Allen Carr, an anti-smoking campaigner who helped millions quit by showing how he kicked a 100-a-day habit, has died from lung cancer.

The 72-year-old claimed to have helped 25 million people to give up, including leading figures such as the Virgin boss Sir Richard Branson, the actor Sir Anthony Hopkins and the footballer Gianluca Vialli.

He sold millions of books on giving up smoking and opened 70 clinics in 30 countries. He was diagnosed with inoperable cancer in July and died in his sleep at his home near Malaga, Spain, with his wife and daughters at his bedside, his spokesman said yesterday.

"Our hearts go out to Allen's family and the millions of former smokers who will be saddened by his passing," said John Dicey, Worldwide Director of Mr Carr's Easyway group. "He was an iconic figure and a real inspiration. His refreshingly different approach to stopping smoking earned him the position as the world's leading expert on helping smokers to quit."

Doctors were unable to say whether the disease was linked to his habit or his clients, who were allowed to continue smoking during their treatment. "I estimate I've cured 25 million smokers over the years," Mr Carr said in a recent interview. "And if my illness is the price for that, it's worth paying."

The former accountant claimed a 90 per cent success rate. He told smokers to focus on their addiction to nicotine rather than relying on willpower.

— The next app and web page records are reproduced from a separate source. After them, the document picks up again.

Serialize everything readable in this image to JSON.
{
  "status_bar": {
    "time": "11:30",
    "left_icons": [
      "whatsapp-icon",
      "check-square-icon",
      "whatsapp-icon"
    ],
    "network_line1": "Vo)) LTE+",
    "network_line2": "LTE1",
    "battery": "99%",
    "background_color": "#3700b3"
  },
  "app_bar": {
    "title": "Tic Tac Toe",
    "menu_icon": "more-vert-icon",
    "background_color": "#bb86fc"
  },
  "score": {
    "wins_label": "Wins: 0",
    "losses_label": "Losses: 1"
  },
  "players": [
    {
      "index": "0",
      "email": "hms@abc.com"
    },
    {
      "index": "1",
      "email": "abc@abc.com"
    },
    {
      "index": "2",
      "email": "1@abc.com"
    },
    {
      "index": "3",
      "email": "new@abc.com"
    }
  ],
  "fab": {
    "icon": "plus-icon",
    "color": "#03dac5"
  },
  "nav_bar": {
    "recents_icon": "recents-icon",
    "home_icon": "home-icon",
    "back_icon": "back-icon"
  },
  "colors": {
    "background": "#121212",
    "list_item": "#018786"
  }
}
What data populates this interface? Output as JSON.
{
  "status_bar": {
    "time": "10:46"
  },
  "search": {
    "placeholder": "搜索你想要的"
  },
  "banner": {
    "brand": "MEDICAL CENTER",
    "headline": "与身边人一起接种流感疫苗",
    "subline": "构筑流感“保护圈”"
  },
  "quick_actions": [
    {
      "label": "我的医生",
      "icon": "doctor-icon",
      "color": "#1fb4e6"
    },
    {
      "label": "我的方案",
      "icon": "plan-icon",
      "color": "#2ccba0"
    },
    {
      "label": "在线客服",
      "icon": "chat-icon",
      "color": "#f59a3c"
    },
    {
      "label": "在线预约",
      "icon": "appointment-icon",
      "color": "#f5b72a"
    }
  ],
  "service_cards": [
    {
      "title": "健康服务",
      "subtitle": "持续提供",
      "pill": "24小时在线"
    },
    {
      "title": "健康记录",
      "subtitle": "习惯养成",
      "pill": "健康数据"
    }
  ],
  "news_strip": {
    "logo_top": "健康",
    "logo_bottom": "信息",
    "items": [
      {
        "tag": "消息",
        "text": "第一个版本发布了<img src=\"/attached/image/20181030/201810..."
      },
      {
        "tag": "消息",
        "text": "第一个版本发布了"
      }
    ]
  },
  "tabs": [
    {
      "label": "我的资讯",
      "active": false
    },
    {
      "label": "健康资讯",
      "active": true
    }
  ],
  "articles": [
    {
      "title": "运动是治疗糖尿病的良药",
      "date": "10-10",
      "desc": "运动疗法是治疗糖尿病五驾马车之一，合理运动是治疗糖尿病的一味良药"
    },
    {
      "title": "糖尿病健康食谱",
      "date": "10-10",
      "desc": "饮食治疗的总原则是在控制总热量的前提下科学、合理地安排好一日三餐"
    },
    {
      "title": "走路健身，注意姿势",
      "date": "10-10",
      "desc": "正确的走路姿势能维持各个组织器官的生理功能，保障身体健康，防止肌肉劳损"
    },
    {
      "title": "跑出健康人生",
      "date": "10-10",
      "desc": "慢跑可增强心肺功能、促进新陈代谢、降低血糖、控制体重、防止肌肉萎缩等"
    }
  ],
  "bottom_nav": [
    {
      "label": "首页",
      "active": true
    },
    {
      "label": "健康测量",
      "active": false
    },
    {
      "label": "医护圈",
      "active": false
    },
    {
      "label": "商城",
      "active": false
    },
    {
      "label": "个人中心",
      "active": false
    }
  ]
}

He said smokers were locked in a cycle of replacing the nicotine in their system. The pleasure they felt after each cigarette came from feeding the craving for nicotine. He further asserted that smoking was less addictive than is commonly assumed, that withdrawal symptoms are actually created by doubt in the mind of the former smoker, and that stopping smoking was not as traumatic as commonly assumed if that doubt can be circumvented. His contention was that fear of giving up was what causes people to continue smoking.

"I never wanted to be a smoker," Mr Carr said. "No one actually chose to become a smoker and there's not one smoker on the planet who wants their children to smoke. Basically, we are in it because we fall into a trap that we just don't know how to get out of."

When he read a medical book given to him by his son, he learnt that when nicotine leaves your body it creates an empty, insecure feeling. "When I was without cigarettes I got the panicky feeling, but when I lit up, the panicky feeling left so I was fooled into thinking that each cigarette was giving me some sort of crutch or benefit," he said. "Once I knew that it wasn't a weakness in me, which I'd believed before, I knew I would never smoke again."

Sir Anthony Hopkins described his method for giving up "not only easy but unbelievably enjoyable".

Mr Carr said he would have died 20 years ago if he had kept smoking. He smoked for more than 30 years, starting aged 18.

He also wrote a number of other "How To" books, on subjects such as losing weight and controlling alcohol consumption. He also wrote instructions on how to stop worrying, how to enjoy flying and how to be successful in business.

But he will be best remember for the book that started it all off; Allen Carr's Easy Way to Stop Smoking, sold more than seven million copies and has been widely praised by smokers who have used the self-help book to finally kick the nicotine habit.

He is survived by his wife, Joyce, four children, two stepchildren, 11 grandchildren, and a great-grandchild.